You should also think about what type of material makes up each hat before making a purchase decision. For example, some wide-brimmed hats are made with straw or canvas materials which tend not only provide better protection than other fabrics but also look more casual style wise so if this matters then keep this point at heart when shopping around until finding something suitable for yourself

You can wear shorts, just make sure they are dry wicking and breathable

It is summer, so you can wear shorts. Just make sure they are dry wicking and breathable. The same goes for your shirt and pants as well. When hiking in the winter, you want to stay warm but be able to move freely at the same time. A fleece jacket will keep you warm without being too bulky or hot to wear on a hike. You may also want to consider wearing tennis shoes instead of hiking boots if it’s hot outside because tennis shoes will dry quickly when wet, which makes them better for hiking in the summer heat than boots would be!

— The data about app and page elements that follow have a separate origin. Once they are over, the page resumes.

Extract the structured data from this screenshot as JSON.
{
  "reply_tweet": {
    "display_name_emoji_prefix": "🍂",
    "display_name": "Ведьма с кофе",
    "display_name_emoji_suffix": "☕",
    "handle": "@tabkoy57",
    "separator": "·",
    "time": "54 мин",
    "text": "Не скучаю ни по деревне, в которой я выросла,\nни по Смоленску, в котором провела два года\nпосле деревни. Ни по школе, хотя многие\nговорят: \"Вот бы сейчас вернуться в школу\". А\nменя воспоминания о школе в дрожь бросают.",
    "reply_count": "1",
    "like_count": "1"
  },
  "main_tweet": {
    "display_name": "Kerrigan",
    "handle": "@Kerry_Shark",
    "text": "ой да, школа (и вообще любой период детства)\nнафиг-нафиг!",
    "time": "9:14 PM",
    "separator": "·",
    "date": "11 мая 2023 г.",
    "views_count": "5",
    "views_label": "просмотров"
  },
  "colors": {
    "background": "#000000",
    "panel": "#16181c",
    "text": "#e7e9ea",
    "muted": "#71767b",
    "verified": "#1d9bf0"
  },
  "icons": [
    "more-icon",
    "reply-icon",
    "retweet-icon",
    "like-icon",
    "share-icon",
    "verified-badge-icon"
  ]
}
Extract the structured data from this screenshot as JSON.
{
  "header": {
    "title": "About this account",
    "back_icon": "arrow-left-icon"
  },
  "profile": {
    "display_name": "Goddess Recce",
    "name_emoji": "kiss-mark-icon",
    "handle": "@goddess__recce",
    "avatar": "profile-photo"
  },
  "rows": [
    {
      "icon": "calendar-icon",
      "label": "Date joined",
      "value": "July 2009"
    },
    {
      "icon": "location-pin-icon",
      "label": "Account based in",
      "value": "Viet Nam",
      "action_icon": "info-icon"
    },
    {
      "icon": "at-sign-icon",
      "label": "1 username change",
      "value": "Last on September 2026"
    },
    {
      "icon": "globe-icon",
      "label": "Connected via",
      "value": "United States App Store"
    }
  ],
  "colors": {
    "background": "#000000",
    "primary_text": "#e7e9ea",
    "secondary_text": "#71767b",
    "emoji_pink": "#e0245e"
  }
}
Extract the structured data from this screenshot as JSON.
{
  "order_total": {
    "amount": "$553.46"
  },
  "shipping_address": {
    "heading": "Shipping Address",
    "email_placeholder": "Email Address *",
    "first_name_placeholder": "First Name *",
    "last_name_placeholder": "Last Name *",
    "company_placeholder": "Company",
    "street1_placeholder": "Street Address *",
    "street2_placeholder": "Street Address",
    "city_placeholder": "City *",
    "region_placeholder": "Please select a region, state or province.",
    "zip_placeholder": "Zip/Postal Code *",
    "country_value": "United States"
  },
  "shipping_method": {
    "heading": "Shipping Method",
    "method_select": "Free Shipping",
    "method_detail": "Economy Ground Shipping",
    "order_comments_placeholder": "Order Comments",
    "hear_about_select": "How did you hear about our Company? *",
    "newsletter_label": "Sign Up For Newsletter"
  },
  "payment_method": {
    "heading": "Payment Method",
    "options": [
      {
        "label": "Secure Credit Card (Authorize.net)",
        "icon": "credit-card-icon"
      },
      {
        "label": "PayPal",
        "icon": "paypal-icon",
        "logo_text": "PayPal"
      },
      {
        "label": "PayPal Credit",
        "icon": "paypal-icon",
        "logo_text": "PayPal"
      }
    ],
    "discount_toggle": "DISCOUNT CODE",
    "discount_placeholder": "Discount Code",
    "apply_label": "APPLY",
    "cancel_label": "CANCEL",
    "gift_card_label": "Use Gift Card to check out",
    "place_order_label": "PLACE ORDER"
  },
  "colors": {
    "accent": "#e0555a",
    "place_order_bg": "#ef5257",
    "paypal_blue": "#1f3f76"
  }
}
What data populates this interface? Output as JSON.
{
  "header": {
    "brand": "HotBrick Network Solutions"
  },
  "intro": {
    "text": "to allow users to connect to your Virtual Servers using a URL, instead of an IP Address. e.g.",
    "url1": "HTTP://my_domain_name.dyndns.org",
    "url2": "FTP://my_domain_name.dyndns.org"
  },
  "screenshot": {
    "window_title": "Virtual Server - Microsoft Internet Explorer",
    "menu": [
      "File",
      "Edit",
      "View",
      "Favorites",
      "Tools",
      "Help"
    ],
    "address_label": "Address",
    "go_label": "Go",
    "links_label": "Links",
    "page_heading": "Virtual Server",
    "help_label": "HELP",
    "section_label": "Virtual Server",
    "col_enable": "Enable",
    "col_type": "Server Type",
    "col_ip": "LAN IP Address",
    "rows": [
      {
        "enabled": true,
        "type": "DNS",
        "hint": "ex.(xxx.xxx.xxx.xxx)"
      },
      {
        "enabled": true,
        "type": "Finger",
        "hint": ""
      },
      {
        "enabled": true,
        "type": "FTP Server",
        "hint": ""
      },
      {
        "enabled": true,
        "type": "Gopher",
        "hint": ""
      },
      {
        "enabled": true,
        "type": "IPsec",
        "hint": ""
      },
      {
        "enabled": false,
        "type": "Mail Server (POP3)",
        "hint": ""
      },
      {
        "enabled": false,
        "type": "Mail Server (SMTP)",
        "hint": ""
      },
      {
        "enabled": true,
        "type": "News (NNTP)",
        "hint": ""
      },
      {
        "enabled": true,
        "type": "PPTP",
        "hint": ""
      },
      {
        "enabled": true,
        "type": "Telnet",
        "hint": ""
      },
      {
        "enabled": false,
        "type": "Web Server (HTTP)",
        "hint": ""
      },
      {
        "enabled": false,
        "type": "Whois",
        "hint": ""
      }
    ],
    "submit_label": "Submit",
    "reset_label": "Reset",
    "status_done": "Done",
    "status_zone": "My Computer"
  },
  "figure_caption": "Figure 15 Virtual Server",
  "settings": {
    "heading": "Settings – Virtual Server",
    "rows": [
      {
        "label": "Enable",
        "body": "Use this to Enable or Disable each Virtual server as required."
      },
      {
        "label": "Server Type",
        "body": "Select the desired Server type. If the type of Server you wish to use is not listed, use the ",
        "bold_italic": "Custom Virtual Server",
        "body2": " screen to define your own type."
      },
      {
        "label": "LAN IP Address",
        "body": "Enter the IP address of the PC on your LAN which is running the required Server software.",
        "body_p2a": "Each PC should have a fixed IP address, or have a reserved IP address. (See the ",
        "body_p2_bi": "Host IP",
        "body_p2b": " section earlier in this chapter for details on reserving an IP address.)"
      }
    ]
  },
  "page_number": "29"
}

While it’s true that there are certain times of the year when hiking may not be the best idea, there is no reason why you should feel limited in your outdoor activities. With the right gear and a little creativity, you can find ways to enjoy your favorite pastime no matter what time of year it is.